PHQ-8 and PHQ-9 total scores were similar. Sensitivity may be minimally reduced with the PHQ-8, but specificity is similar.
People with severe neuromuscular trunk impairment cannot maintain or control upright posture of the upper body in sitting while reaching. Passive orthoses are clinically available to provide support and promote the use of upper extremities in this population. However, these orthoses only position the torso passively without any degree of trunk movement.
We introduce for the first time a novel active-assistive torso brace called Wheelchair Robot for Active Postural Support (WRAPS). It consists of two rings over the hips and chest connected by a 2RPS-2UPS parallel robotic device. WRAPS can modulate the displacement of the upper ring and/or the forces applied on the torso through the ring in four degrees-of-freedom (DOF), including rotations and translation in the sagittal and frontal planes.
In the present study, we evaluate the design of WRAPS and its functions. Moreover, we discuss the potential effectiveness of WRAPS as a therapeutic robotic tool in people with severe trunk control deficits. The performance of WRAPS was evaluated in seated healthy subjects. Kinematics and surface electromyography (sEMG) were collected when the participants performed selective trunk movements. First, the torso range of motion (tROM) was calculated with WRAPS in transparent mode—zero-force control mode—which was compared with free-guided tROM (no WRAPS) with motion capture system. Second, a position control mode was configured to mobilize the torso along the trajectories obtained with the transparent mode.
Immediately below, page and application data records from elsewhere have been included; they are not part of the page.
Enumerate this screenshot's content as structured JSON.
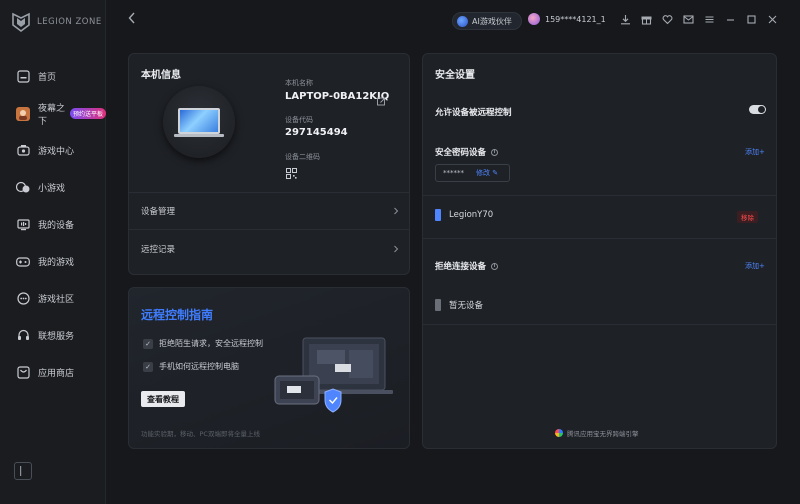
{
  "app": {
    "brand": "LEGION ZONE"
  },
  "sidebar": {
    "items": [
      {
        "label": "首页",
        "icon": "home-icon"
      },
      {
        "label": "夜幕之下",
        "icon": "game-avatar-icon",
        "badge": "预约送平板"
      },
      {
        "label": "游戏中心",
        "icon": "gamepad-icon"
      },
      {
        "label": "小游戏",
        "icon": "mini-game-icon"
      },
      {
        "label": "我的设备",
        "icon": "device-icon"
      },
      {
        "label": "我的游戏",
        "icon": "controller-icon"
      },
      {
        "label": "游戏社区",
        "icon": "community-icon"
      },
      {
        "label": "联想服务",
        "icon": "headset-icon"
      },
      {
        "label": "应用商店",
        "icon": "store-icon"
      }
    ]
  },
  "topbar": {
    "ai_label": "AI游戏伙伴",
    "username": "159****4121_1"
  },
  "info": {
    "title": "本机信息",
    "name_label": "本机名称",
    "name_value": "LAPTOP-0BA12KIQ",
    "code_label": "设备代码",
    "code_value": "297145494",
    "qr_label": "设备二维码",
    "device_mgmt": "设备管理",
    "remote_log": "远控记录"
  },
  "guide": {
    "title": "远程控制指南",
    "check1": "拒绝陌生请求，安全远程控制",
    "check2": "手机如何远程控制电脑",
    "button": "查看教程",
    "footnote": "功能实验期，移动、PC双端即将全量上线"
  },
  "security": {
    "title": "安全设置",
    "allow_remote": "允许设备被远程控制",
    "allow_remote_on": true,
    "trusted_title": "安全密码设备",
    "add1": "添加+",
    "password_mask": "******",
    "password_edit": "修改",
    "device_name": "LegionY70",
    "remove": "移除",
    "blocked_title": "拒绝连接设备",
    "add2": "添加+",
    "no_device": "暂无设备",
    "footer": "腾讯应用宝无界跨端引擎"
  },
  "colors": {
    "accent": "#3f7dff",
    "link": "#4f86ff",
    "danger": "#ff4d4d",
    "background": "#16181c",
    "card": "#1e2126"
  }
}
Our results show that the design of WRAPS suited well the subject’s anthropometrics while supporting the weight of the torso. Importantly, WRAPS can be programmed to replicate the subject’s tROM, without the full activation of torso muscles. This can be critical in individuals with no trunk control. Altogether, these preliminary results indicate the potential applicability of WRAPS to promote active-assistive trunk mobility in people who cannot sit independently because of trunk dysfunction.
Background: Spinal muscular atrophy (SMA) is a children’s neuromuscular disorder. Although motor neuron loss is a major feature of the disease, we have identified fatty acid abnormalities in SMA patients and in preclinical animal models, suggesting metabolic perturbation is also an important component of SMA. Methods: Biochemical, histological, proteomic, and high resolution respirometry were used. Results: SMA patients are more susceptible to dyslipidemia than the average population as determined by a standard lipid profile in a cohort of 72 pediatric patients. As well, we observed a non-alcoholic liver disease phenotype in apreclinical mouse model. Denervation alone was not sufficient to induce liver steatosis, as a mouse model of ALS, did not develop fatty liver. Hyperglucagonemia in Smn2B/-mice could explain the hepatic steatosis by increasing plasma substrate availability via glycogen depletion and peripheral lipolysis. Proteomic analysis identified mitochondrion and lipid metabolism as major clusters. Alterations in mitochondrial function were revealed by high-resolution respirometry. Finally, low-fat diets led to increased survival in Smn2B/-mice. Conclusions: These results provide strong evidence for lipid metabolism defects in SMA. Further investigation will be required to establish the primary mechanism of these alterations and understand how they lead to additional co-morbidities in SMA patients.